◆ WHAT YOU SHOULD DO ◆
From the listing below, copy out every line where the word "title" appears.

◆ DATA EXCERPTS ◆
+===+

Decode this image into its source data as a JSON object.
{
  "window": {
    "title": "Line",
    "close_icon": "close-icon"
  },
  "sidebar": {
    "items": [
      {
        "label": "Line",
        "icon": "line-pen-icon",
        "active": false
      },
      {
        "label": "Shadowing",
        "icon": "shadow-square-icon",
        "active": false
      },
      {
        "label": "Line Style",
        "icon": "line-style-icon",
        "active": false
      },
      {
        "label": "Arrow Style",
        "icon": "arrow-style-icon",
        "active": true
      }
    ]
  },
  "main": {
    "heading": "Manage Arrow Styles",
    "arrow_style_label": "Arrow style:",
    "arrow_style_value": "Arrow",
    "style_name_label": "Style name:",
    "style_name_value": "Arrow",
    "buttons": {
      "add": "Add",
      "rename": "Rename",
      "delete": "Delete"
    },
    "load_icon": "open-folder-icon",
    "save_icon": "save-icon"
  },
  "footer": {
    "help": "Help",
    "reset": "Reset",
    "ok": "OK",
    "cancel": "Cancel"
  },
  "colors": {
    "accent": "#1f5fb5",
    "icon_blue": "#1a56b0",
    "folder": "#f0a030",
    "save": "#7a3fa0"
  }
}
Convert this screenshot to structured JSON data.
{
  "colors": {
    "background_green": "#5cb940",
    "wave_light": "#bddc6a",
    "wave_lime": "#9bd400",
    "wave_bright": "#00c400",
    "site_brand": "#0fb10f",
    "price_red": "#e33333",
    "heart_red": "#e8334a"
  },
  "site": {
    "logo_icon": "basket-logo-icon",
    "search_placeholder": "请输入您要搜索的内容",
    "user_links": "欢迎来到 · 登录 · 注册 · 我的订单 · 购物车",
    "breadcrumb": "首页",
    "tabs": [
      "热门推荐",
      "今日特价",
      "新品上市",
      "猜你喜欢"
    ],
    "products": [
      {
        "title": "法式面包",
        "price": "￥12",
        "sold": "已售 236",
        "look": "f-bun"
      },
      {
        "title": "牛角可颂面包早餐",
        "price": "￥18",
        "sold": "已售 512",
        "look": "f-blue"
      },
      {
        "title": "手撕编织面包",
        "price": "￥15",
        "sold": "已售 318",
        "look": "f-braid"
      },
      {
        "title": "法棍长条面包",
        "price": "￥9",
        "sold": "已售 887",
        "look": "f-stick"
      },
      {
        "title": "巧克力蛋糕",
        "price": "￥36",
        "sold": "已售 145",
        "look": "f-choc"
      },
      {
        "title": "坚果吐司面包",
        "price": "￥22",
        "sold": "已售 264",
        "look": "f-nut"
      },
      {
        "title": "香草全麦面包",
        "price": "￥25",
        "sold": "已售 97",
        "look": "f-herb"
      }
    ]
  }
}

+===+

◆ EXERCISE OUTPUT ◆
    "title": "Line",
        "title": "法式面包",
        "title": "牛角可颂面包早餐",
        "title": "手撕编织面包",
        "title": "法棍长条面包",
        "title": "巧克力蛋糕",
        "title": "坚果吐司面包",
        "title": "香草全麦面包",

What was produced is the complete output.